### Task instructions
Each line of the listing, apart from the pictures, is to be printed exactly.

※

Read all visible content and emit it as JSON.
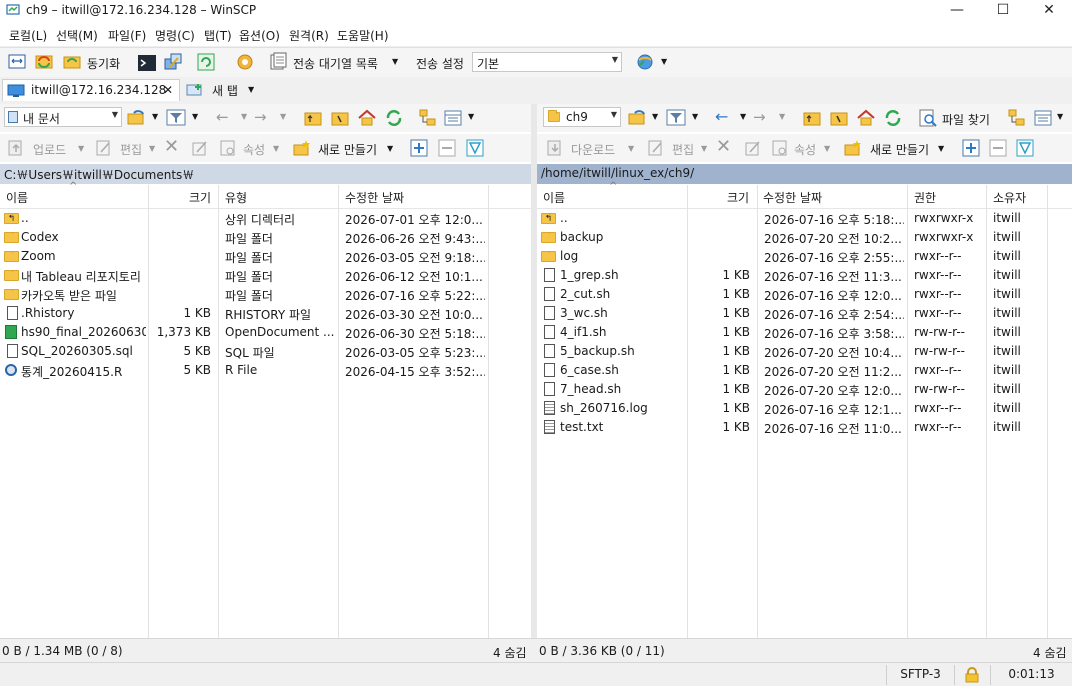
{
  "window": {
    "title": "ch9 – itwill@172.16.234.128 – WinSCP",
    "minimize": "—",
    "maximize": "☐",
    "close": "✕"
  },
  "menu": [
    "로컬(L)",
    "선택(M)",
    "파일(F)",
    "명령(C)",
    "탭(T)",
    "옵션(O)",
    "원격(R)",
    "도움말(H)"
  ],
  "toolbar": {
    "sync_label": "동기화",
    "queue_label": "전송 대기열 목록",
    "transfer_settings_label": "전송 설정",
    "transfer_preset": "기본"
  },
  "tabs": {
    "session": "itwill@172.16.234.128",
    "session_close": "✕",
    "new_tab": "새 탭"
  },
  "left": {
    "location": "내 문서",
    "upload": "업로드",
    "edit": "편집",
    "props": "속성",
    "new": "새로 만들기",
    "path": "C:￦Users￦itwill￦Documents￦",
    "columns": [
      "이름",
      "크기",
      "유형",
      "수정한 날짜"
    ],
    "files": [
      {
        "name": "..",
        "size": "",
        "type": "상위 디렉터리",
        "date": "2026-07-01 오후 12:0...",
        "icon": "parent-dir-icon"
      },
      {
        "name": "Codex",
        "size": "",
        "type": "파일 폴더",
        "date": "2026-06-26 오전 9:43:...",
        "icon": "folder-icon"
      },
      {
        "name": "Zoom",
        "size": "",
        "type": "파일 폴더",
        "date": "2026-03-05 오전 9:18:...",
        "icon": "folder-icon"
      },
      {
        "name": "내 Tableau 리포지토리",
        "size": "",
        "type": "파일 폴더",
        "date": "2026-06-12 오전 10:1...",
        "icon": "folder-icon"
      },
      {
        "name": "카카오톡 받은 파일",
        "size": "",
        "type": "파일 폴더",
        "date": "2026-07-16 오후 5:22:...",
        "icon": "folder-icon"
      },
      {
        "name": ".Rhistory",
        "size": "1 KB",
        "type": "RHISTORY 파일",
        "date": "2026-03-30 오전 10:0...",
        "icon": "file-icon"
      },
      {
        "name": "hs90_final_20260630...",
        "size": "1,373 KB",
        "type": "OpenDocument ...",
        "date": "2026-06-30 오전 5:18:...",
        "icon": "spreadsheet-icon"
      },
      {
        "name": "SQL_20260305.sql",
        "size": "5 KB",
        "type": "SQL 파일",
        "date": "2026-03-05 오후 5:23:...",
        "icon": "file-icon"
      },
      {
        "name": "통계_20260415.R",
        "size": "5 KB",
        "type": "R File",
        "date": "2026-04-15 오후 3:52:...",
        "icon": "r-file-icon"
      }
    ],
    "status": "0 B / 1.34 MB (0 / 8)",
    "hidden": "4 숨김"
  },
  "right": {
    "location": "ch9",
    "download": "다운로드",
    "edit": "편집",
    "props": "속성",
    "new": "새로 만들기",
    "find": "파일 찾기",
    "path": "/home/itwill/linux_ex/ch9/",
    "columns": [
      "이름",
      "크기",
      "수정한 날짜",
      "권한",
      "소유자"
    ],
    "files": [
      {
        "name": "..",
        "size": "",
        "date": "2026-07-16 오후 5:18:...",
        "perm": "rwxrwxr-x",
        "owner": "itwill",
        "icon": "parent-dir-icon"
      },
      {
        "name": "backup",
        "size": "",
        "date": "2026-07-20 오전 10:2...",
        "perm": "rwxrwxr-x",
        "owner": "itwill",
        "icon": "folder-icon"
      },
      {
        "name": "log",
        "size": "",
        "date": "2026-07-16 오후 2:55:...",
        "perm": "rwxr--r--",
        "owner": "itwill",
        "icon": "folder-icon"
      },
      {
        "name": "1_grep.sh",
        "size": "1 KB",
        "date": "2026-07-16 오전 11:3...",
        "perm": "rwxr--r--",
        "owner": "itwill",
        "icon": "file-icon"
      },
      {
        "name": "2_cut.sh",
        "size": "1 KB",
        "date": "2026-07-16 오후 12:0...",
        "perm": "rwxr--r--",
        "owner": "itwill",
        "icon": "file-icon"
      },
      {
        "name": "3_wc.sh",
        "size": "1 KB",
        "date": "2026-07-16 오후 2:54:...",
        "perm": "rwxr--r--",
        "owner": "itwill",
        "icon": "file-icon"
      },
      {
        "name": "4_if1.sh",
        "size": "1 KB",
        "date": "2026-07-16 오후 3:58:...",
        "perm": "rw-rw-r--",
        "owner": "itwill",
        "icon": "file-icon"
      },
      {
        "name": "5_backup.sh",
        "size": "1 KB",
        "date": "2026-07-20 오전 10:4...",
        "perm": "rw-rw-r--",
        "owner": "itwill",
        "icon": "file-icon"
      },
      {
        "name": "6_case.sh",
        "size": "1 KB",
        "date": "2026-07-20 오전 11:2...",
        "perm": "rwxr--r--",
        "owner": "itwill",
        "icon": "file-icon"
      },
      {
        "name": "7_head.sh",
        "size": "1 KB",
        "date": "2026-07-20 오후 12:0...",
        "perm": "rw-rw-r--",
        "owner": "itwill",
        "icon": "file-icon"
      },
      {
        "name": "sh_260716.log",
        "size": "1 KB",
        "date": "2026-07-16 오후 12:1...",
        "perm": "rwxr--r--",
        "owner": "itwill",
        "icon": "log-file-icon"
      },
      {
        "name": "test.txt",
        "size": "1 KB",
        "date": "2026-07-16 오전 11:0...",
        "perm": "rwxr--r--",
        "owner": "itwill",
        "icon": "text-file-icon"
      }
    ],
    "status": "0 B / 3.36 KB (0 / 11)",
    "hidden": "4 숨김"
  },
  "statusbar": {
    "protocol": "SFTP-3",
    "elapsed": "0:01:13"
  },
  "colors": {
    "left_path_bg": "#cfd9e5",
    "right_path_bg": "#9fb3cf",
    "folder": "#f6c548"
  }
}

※

### Task solution
Read all visible content and emit it as JSON.
{
  "window": {
    "title": "ch9 – itwill@172.16.234.128 – WinSCP",
    "minimize": "—",
    "maximize": "☐",
    "close": "✕"
  },
  "menu": [
    "로컬(L)",
    "선택(M)",
    "파일(F)",
    "명령(C)",
    "탭(T)",
    "옵션(O)",
    "원격(R)",
    "도움말(H)"
  ],
  "toolbar": {
    "sync_label": "동기화",
    "queue_label": "전송 대기열 목록",
    "transfer_settings_label": "전송 설정",
    "transfer_preset": "기본"
  },
  "tabs": {
    "session": "itwill@172.16.234.128",
    "session_close": "✕",
    "new_tab": "새 탭"
  },
  "left": {
    "location": "내 문서",
    "upload": "업로드",
    "edit": "편집",
    "props": "속성",
    "new": "새로 만들기",
    "path": "C:￦Users￦itwill￦Documents￦",
    "columns": [
      "이름",
      "크기",
      "유형",
      "수정한 날짜"
    ],
    "files": [
      {
        "name": "..",
        "size": "",
        "type": "상위 디렉터리",
        "date": "2026-07-01 오후 12:0...",
        "icon": "parent-dir-icon"
      },
      {
        "name": "Codex",
        "size": "",
        "type": "파일 폴더",
        "date": "2026-06-26 오전 9:43:...",
        "icon": "folder-icon"
      },
      {
        "name": "Zoom",
        "size": "",
        "type": "파일 폴더",
        "date": "2026-03-05 오전 9:18:...",
        "icon": "folder-icon"
      },
      {
        "name": "내 Tableau 리포지토리",
        "size": "",
        "type": "파일 폴더",
        "date": "2026-06-12 오전 10:1...",
        "icon": "folder-icon"
      },
      {
        "name": "카카오톡 받은 파일",
        "size": "",
        "type": "파일 폴더",
        "date": "2026-07-16 오후 5:22:...",
        "icon": "folder-icon"
      },
      {
        "name": ".Rhistory",
        "size": "1 KB",
        "type": "RHISTORY 파일",
        "date": "2026-03-30 오전 10:0...",
        "icon": "file-icon"
      },
      {
        "name": "hs90_final_20260630...",
        "size": "1,373 KB",
        "type": "OpenDocument ...",
        "date": "2026-06-30 오전 5:18:...",
        "icon": "spreadsheet-icon"
      },
      {
        "name": "SQL_20260305.sql",
        "size": "5 KB",
        "type": "SQL 파일",
        "date": "2026-03-05 오후 5:23:...",
        "icon": "file-icon"
      },
      {
        "name": "통계_20260415.R",
        "size": "5 KB",
        "type": "R File",
        "date": "2026-04-15 오후 3:52:...",
        "icon": "r-file-icon"
      }
    ],
    "status": "0 B / 1.34 MB (0 / 8)",
    "hidden": "4 숨김"
  },
  "right": {
    "location": "ch9",
    "download": "다운로드",
    "edit": "편집",
    "props": "속성",
    "new": "새로 만들기",
    "find": "파일 찾기",
    "path": "/home/itwill/linux_ex/ch9/",
    "columns": [
      "이름",
      "크기",
      "수정한 날짜",
      "권한",
      "소유자"
    ],
    "files": [
      {
        "name": "..",
        "size": "",
        "date": "2026-07-16 오후 5:18:...",
        "perm": "rwxrwxr-x",
        "owner": "itwill",
        "icon": "parent-dir-icon"
      },
      {
        "name": "backup",
        "size": "",
        "date": "2026-07-20 오전 10:2...",
        "perm": "rwxrwxr-x",
        "owner": "itwill",
        "icon": "folder-icon"
      },
      {
        "name": "log",
        "size": "",
        "date": "2026-07-16 오후 2:55:...",
        "perm": "rwxr--r--",
        "owner": "itwill",
        "icon": "folder-icon"
      },
      {
        "name": "1_grep.sh",
        "size": "1 KB",
        "date": "2026-07-16 오전 11:3...",
        "perm": "rwxr--r--",
        "owner": "itwill",
        "icon": "file-icon"
      },
      {
        "name": "2_cut.sh",
        "size": "1 KB",
        "date": "2026-07-16 오후 12:0...",
        "perm": "rwxr--r--",
        "owner": "itwill",
        "icon": "file-icon"
      },
      {
        "name": "3_wc.sh",
        "size": "1 KB",
        "date": "2026-07-16 오후 2:54:...",
        "perm": "rwxr--r--",
        "owner": "itwill",
        "icon": "file-icon"
      },
      {
        "name": "4_if1.sh",
        "size": "1 KB",
        "date": "2026-07-16 오후 3:58:...",
        "perm": "rw-rw-r--",
        "owner": "itwill",
        "icon": "file-icon"
      },
      {
        "name": "5_backup.sh",
        "size": "1 KB",
        "date": "2026-07-20 오전 10:4...",
        "perm": "rw-rw-r--",
        "owner": "itwill",
        "icon": "file-icon"
      },
      {
        "name": "6_case.sh",
        "size": "1 KB",
        "date": "2026-07-20 오전 11:2...",
        "perm": "rwxr--r--",
        "owner": "itwill",
        "icon": "file-icon"
      },
      {
        "name": "7_head.sh",
        "size": "1 KB",
        "date": "2026-07-20 오후 12:0...",
        "perm": "rw-rw-r--",
        "owner": "itwill",
        "icon": "file-icon"
      },
      {
        "name": "sh_260716.log",
        "size": "1 KB",
        "date": "2026-07-16 오후 12:1...",
        "perm": "rwxr--r--",
        "owner": "itwill",
        "icon": "log-file-icon"
      },
      {
        "name": "test.txt",
        "size": "1 KB",
        "date": "2026-07-16 오전 11:0...",
        "perm": "rwxr--r--",
        "owner": "itwill",
        "icon": "text-file-icon"
      }
    ],
    "status": "0 B / 3.36 KB (0 / 11)",
    "hidden": "4 숨김"
  },
  "statusbar": {
    "protocol": "SFTP-3",
    "elapsed": "0:01:13"
  },
  "colors": {
    "left_path_bg": "#cfd9e5",
    "right_path_bg": "#9fb3cf",
    "folder": "#f6c548"
  }
}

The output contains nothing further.